(Beginning of SOURCE DATA)
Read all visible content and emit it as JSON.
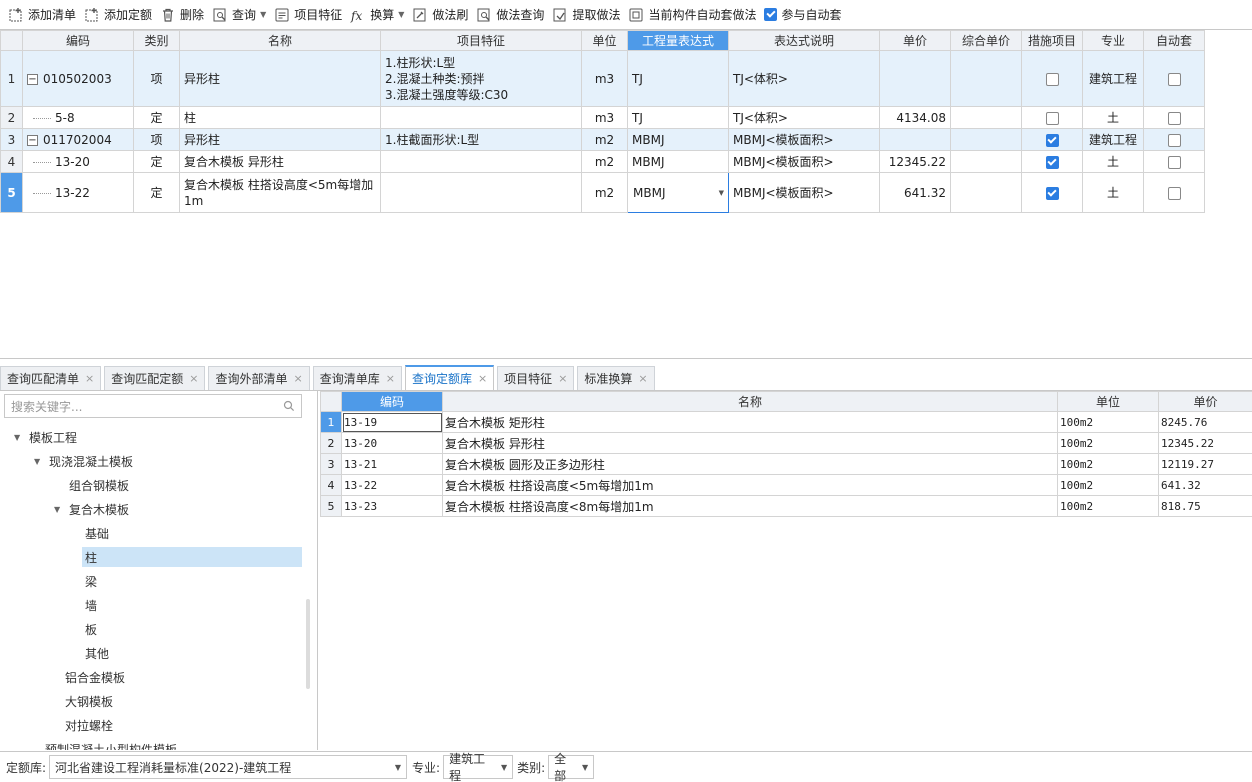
{
  "toolbar": {
    "add_list": "添加清单",
    "add_quota": "添加定额",
    "delete": "删除",
    "query": "查询",
    "item_feature": "项目特征",
    "convert": "换算",
    "method_brush": "做法刷",
    "method_query": "做法查询",
    "extract_method": "提取做法",
    "auto_set_current": "当前构件自动套做法",
    "join_auto_set": "参与自动套",
    "join_auto_set_checked": true
  },
  "top_grid": {
    "headers": [
      "编码",
      "类别",
      "名称",
      "项目特征",
      "单位",
      "工程量表达式",
      "表达式说明",
      "单价",
      "综合单价",
      "措施项目",
      "专业",
      "自动套"
    ],
    "rows": [
      {
        "num": "1",
        "code": "010502003",
        "type": "项",
        "name": "异形柱",
        "feature": "1.柱形状:L型\n2.混凝土种类:预拌\n3.混凝土强度等级:C30",
        "unit": "m3",
        "expr": "TJ",
        "expr_desc": "TJ<体积>",
        "price": "",
        "total_price": "",
        "measure": false,
        "major": "建筑工程",
        "auto": false
      },
      {
        "num": "2",
        "code": "5-8",
        "type": "定",
        "name": "柱",
        "feature": "",
        "unit": "m3",
        "expr": "TJ",
        "expr_desc": "TJ<体积>",
        "price": "4134.08",
        "total_price": "",
        "measure": false,
        "major": "土",
        "auto": false
      },
      {
        "num": "3",
        "code": "011702004",
        "type": "项",
        "name": "异形柱",
        "feature": "1.柱截面形状:L型",
        "unit": "m2",
        "expr": "MBMJ",
        "expr_desc": "MBMJ<模板面积>",
        "price": "",
        "total_price": "",
        "measure": true,
        "major": "建筑工程",
        "auto": false
      },
      {
        "num": "4",
        "code": "13-20",
        "type": "定",
        "name": "复合木模板 异形柱",
        "feature": "",
        "unit": "m2",
        "expr": "MBMJ",
        "expr_desc": "MBMJ<模板面积>",
        "price": "12345.22",
        "total_price": "",
        "measure": true,
        "major": "土",
        "auto": false
      },
      {
        "num": "5",
        "code": "13-22",
        "type": "定",
        "name": "复合木模板 柱搭设高度<5m每增加1m",
        "feature": "",
        "unit": "m2",
        "expr": "MBMJ",
        "expr_desc": "MBMJ<模板面积>",
        "price": "641.32",
        "total_price": "",
        "measure": true,
        "major": "土",
        "auto": false
      }
    ]
  },
  "tabs": [
    {
      "label": "查询匹配清单",
      "active": false
    },
    {
      "label": "查询匹配定额",
      "active": false
    },
    {
      "label": "查询外部清单",
      "active": false
    },
    {
      "label": "查询清单库",
      "active": false
    },
    {
      "label": "查询定额库",
      "active": true
    },
    {
      "label": "项目特征",
      "active": false
    },
    {
      "label": "标准换算",
      "active": false
    }
  ],
  "search": {
    "placeholder": "搜索关键字..."
  },
  "tree": [
    {
      "label": "模板工程",
      "level": 0,
      "expanded": true
    },
    {
      "label": "现浇混凝土模板",
      "level": 1,
      "expanded": true
    },
    {
      "label": "组合钢模板",
      "level": 2
    },
    {
      "label": "复合木模板",
      "level": 2,
      "expanded": true
    },
    {
      "label": "基础",
      "level": 3
    },
    {
      "label": "柱",
      "level": 3,
      "selected": true
    },
    {
      "label": "梁",
      "level": 3
    },
    {
      "label": "墙",
      "level": 3
    },
    {
      "label": "板",
      "level": 3
    },
    {
      "label": "其他",
      "level": 3
    },
    {
      "label": "铝合金模板",
      "level": 2
    },
    {
      "label": "大钢模板",
      "level": 2
    },
    {
      "label": "对拉螺栓",
      "level": 2
    },
    {
      "label": "预制混凝土小型构件模板",
      "level": 1
    }
  ],
  "right_grid": {
    "headers": [
      "编码",
      "名称",
      "单位",
      "单价"
    ],
    "rows": [
      {
        "num": "1",
        "code": "13-19",
        "name": "复合木模板 矩形柱",
        "unit": "100m2",
        "price": "8245.76"
      },
      {
        "num": "2",
        "code": "13-20",
        "name": "复合木模板 异形柱",
        "unit": "100m2",
        "price": "12345.22"
      },
      {
        "num": "3",
        "code": "13-21",
        "name": "复合木模板 圆形及正多边形柱",
        "unit": "100m2",
        "price": "12119.27"
      },
      {
        "num": "4",
        "code": "13-22",
        "name": "复合木模板 柱搭设高度<5m每增加1m",
        "unit": "100m2",
        "price": "641.32"
      },
      {
        "num": "5",
        "code": "13-23",
        "name": "复合木模板 柱搭设高度<8m每增加1m",
        "unit": "100m2",
        "price": "818.75"
      }
    ]
  },
  "bottom": {
    "library_label": "定额库:",
    "library_value": "河北省建设工程消耗量标准(2022)-建筑工程",
    "major_label": "专业:",
    "major_value": "建筑工程",
    "category_label": "类别:",
    "category_value": "全部"
  },
  "colors": {
    "accent": "#4e9ae8",
    "row_highlight": "#e5f1fb",
    "check_blue": "#2b7de1"
  }
}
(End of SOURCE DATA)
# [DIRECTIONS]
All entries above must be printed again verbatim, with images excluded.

# [FINISHED EXERCISE]
Read all visible content and emit it as JSON.
{
  "toolbar": {
    "add_list": "添加清单",
    "add_quota": "添加定额",
    "delete": "删除",
    "query": "查询",
    "item_feature": "项目特征",
    "convert": "换算",
    "method_brush": "做法刷",
    "method_query": "做法查询",
    "extract_method": "提取做法",
    "auto_set_current": "当前构件自动套做法",
    "join_auto_set": "参与自动套",
    "join_auto_set_checked": true
  },
  "top_grid": {
    "headers": [
      "编码",
      "类别",
      "名称",
      "项目特征",
      "单位",
      "工程量表达式",
      "表达式说明",
      "单价",
      "综合单价",
      "措施项目",
      "专业",
      "自动套"
    ],
    "rows": [
      {
        "num": "1",
        "code": "010502003",
        "type": "项",
        "name": "异形柱",
        "feature": "1.柱形状:L型\n2.混凝土种类:预拌\n3.混凝土强度等级:C30",
        "unit": "m3",
        "expr": "TJ",
        "expr_desc": "TJ<体积>",
        "price": "",
        "total_price": "",
        "measure": false,
        "major": "建筑工程",
        "auto": false
      },
      {
        "num": "2",
        "code": "5-8",
        "type": "定",
        "name": "柱",
        "feature": "",
        "unit": "m3",
        "expr": "TJ",
        "expr_desc": "TJ<体积>",
        "price": "4134.08",
        "total_price": "",
        "measure": false,
        "major": "土",
        "auto": false
      },
      {
        "num": "3",
        "code": "011702004",
        "type": "项",
        "name": "异形柱",
        "feature": "1.柱截面形状:L型",
        "unit": "m2",
        "expr": "MBMJ",
        "expr_desc": "MBMJ<模板面积>",
        "price": "",
        "total_price": "",
        "measure": true,
        "major": "建筑工程",
        "auto": false
      },
      {
        "num": "4",
        "code": "13-20",
        "type": "定",
        "name": "复合木模板 异形柱",
        "feature": "",
        "unit": "m2",
        "expr": "MBMJ",
        "expr_desc": "MBMJ<模板面积>",
        "price": "12345.22",
        "total_price": "",
        "measure": true,
        "major": "土",
        "auto": false
      },
      {
        "num": "5",
        "code": "13-22",
        "type": "定",
        "name": "复合木模板 柱搭设高度<5m每增加1m",
        "feature": "",
        "unit": "m2",
        "expr": "MBMJ",
        "expr_desc": "MBMJ<模板面积>",
        "price": "641.32",
        "total_price": "",
        "measure": true,
        "major": "土",
        "auto": false
      }
    ]
  },
  "tabs": [
    {
      "label": "查询匹配清单",
      "active": false
    },
    {
      "label": "查询匹配定额",
      "active": false
    },
    {
      "label": "查询外部清单",
      "active": false
    },
    {
      "label": "查询清单库",
      "active": false
    },
    {
      "label": "查询定额库",
      "active": true
    },
    {
      "label": "项目特征",
      "active": false
    },
    {
      "label": "标准换算",
      "active": false
    }
  ],
  "search": {
    "placeholder": "搜索关键字..."
  },
  "tree": [
    {
      "label": "模板工程",
      "level": 0,
      "expanded": true
    },
    {
      "label": "现浇混凝土模板",
      "level": 1,
      "expanded": true
    },
    {
      "label": "组合钢模板",
      "level": 2
    },
    {
      "label": "复合木模板",
      "level": 2,
      "expanded": true
    },
    {
      "label": "基础",
      "level": 3
    },
    {
      "label": "柱",
      "level": 3,
      "selected": true
    },
    {
      "label": "梁",
      "level": 3
    },
    {
      "label": "墙",
      "level": 3
    },
    {
      "label": "板",
      "level": 3
    },
    {
      "label": "其他",
      "level": 3
    },
    {
      "label": "铝合金模板",
      "level": 2
    },
    {
      "label": "大钢模板",
      "level": 2
    },
    {
      "label": "对拉螺栓",
      "level": 2
    },
    {
      "label": "预制混凝土小型构件模板",
      "level": 1
    }
  ],
  "right_grid": {
    "headers": [
      "编码",
      "名称",
      "单位",
      "单价"
    ],
    "rows": [
      {
        "num": "1",
        "code": "13-19",
        "name": "复合木模板 矩形柱",
        "unit": "100m2",
        "price": "8245.76"
      },
      {
        "num": "2",
        "code": "13-20",
        "name": "复合木模板 异形柱",
        "unit": "100m2",
        "price": "12345.22"
      },
      {
        "num": "3",
        "code": "13-21",
        "name": "复合木模板 圆形及正多边形柱",
        "unit": "100m2",
        "price": "12119.27"
      },
      {
        "num": "4",
        "code": "13-22",
        "name": "复合木模板 柱搭设高度<5m每增加1m",
        "unit": "100m2",
        "price": "641.32"
      },
      {
        "num": "5",
        "code": "13-23",
        "name": "复合木模板 柱搭设高度<8m每增加1m",
        "unit": "100m2",
        "price": "818.75"
      }
    ]
  },
  "bottom": {
    "library_label": "定额库:",
    "library_value": "河北省建设工程消耗量标准(2022)-建筑工程",
    "major_label": "专业:",
    "major_value": "建筑工程",
    "category_label": "类别:",
    "category_value": "全部"
  },
  "colors": {
    "accent": "#4e9ae8",
    "row_highlight": "#e5f1fb",
    "check_blue": "#2b7de1"
  }
}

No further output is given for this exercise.